What is your story when it comes to riding motorcycles? Do you ride one? Do you have a family member/friend that was hurt while riding a motorcycle? Do you work with motorcycle accident patients? When Judiciary Subcommittee B and the House met this week, there were many stories that were told about personal experiences and how they have shaped the thought of whether House Bill 109 “Require Safety Helmets/Under 21”should be passed the bill has been converted to a study for further investigations into the details.
This is a hot topic that raises points on both sides of the argument. The arguments about safety, rights, liberty, and medical bills are not one that will end any time soon. There were interesting points made for both sides of the argument.
For HB 109:
• People need to make their own decisions and be responsible for the consequences.
• If we have the government bureaucrats regulate wearing a helmet, what else are they going to regulate?
• Motorcyclists understand the risk associated with riding.
Against HB 109:
• Cost of medical insurance will go up because there is a greater risk involved. Health care is not free; where is the money going to come from?
• Wearing a helmet saves a life and personal liberties should be for the safety of all.
So, what is your story?
“It should be the personal responsibility of the rider to decide whether they want to wear a helmet. It is a personal choice and should not be decided by any governmental agency. Helmet laws take away one’s individual liberty to decide what is best for themselves and their lives.”
–Mark, Fastest Speed 223.8MPH
Rep. John Torbett (R-Gaston), the bill’s sponsor, and motorcycle enthusiasts argued fatality rates in states with strict helmet requirements are not statistically different from those that have exceptions or none at all.

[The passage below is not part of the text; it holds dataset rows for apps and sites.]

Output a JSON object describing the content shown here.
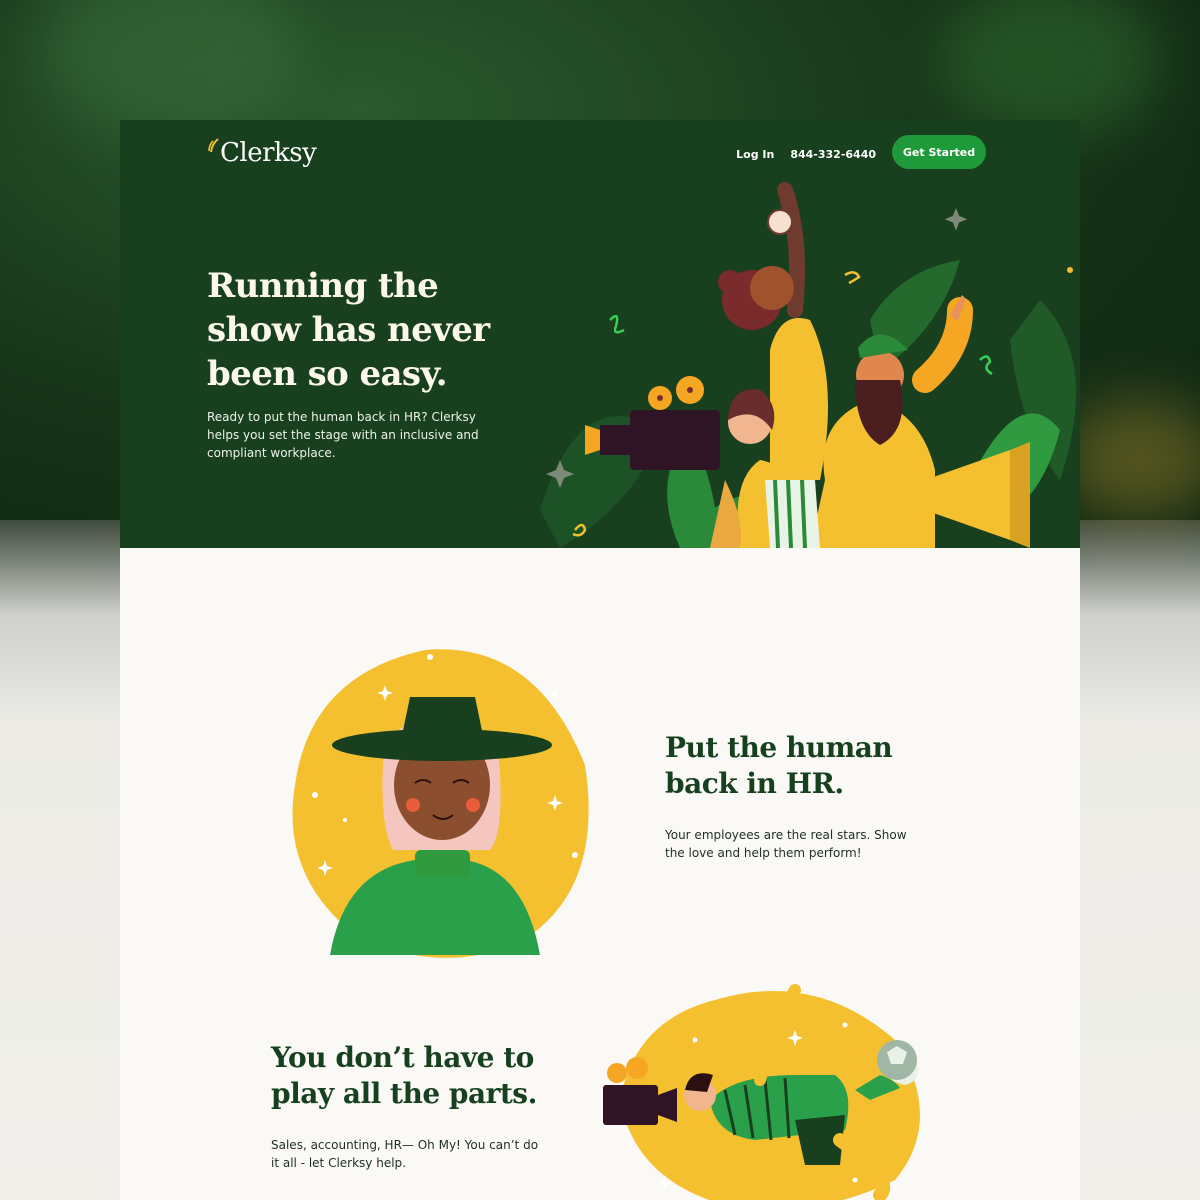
{
  "brand": {
    "name": "Clerksy",
    "colors": {
      "dark_green": "#18401f",
      "button_green": "#1f9a3a",
      "yellow": "#f5c030",
      "cream": "#faf9f6"
    }
  },
  "nav": {
    "login": "Log In",
    "phone": "844-332-6440",
    "cta": "Get Started"
  },
  "hero": {
    "title": "Running the show has never been so easy.",
    "subtitle": "Ready to put the human back in HR? Clerksy helps you set the stage with an inclusive and compliant workplace."
  },
  "section1": {
    "title": "Put the human back in HR.",
    "text": "Your employees are the real stars. Show the love and help them perform!"
  },
  "section2": {
    "title": "You don’t have to play all the parts.",
    "text": "Sales, accounting, HR— Oh My! You can’t do it all - let Clerksy help."
  }
}
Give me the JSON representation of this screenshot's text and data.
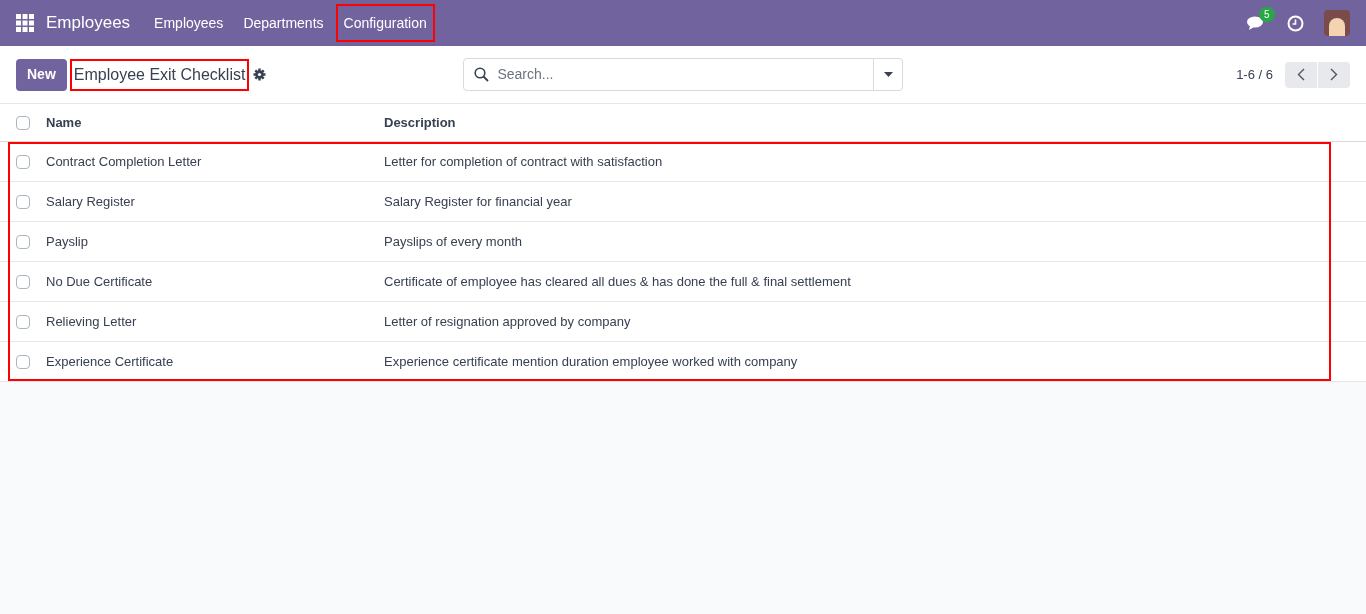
{
  "navbar": {
    "app_title": "Employees",
    "menu": [
      {
        "label": "Employees",
        "highlighted": false
      },
      {
        "label": "Departments",
        "highlighted": false
      },
      {
        "label": "Configuration",
        "highlighted": true
      }
    ],
    "messages_badge": "5"
  },
  "control_panel": {
    "new_button": "New",
    "title": {
      "text": "Employee Exit Checklist",
      "highlighted": true
    },
    "search": {
      "placeholder": "Search..."
    },
    "pager": "1-6 / 6"
  },
  "table": {
    "columns": [
      "Name",
      "Description"
    ],
    "select_all_checked": false,
    "rows_highlighted": true,
    "rows": [
      {
        "name": "Contract Completion Letter",
        "description": "Letter for completion of contract with satisfaction",
        "selected": false
      },
      {
        "name": "Salary Register",
        "description": "Salary Register for financial year",
        "selected": false
      },
      {
        "name": "Payslip",
        "description": "Payslips of every month",
        "selected": false
      },
      {
        "name": "No Due Certificate",
        "description": "Certificate of employee has cleared all dues & has done the full & final settlement",
        "selected": false
      },
      {
        "name": "Relieving Letter",
        "description": "Letter of resignation approved by company",
        "selected": false
      },
      {
        "name": "Experience Certificate",
        "description": "Experience certificate mention duration employee worked with company",
        "selected": false
      }
    ]
  }
}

But converting a bill into a study was a way to keep the debate going; otherwise the issue would have died until 2015.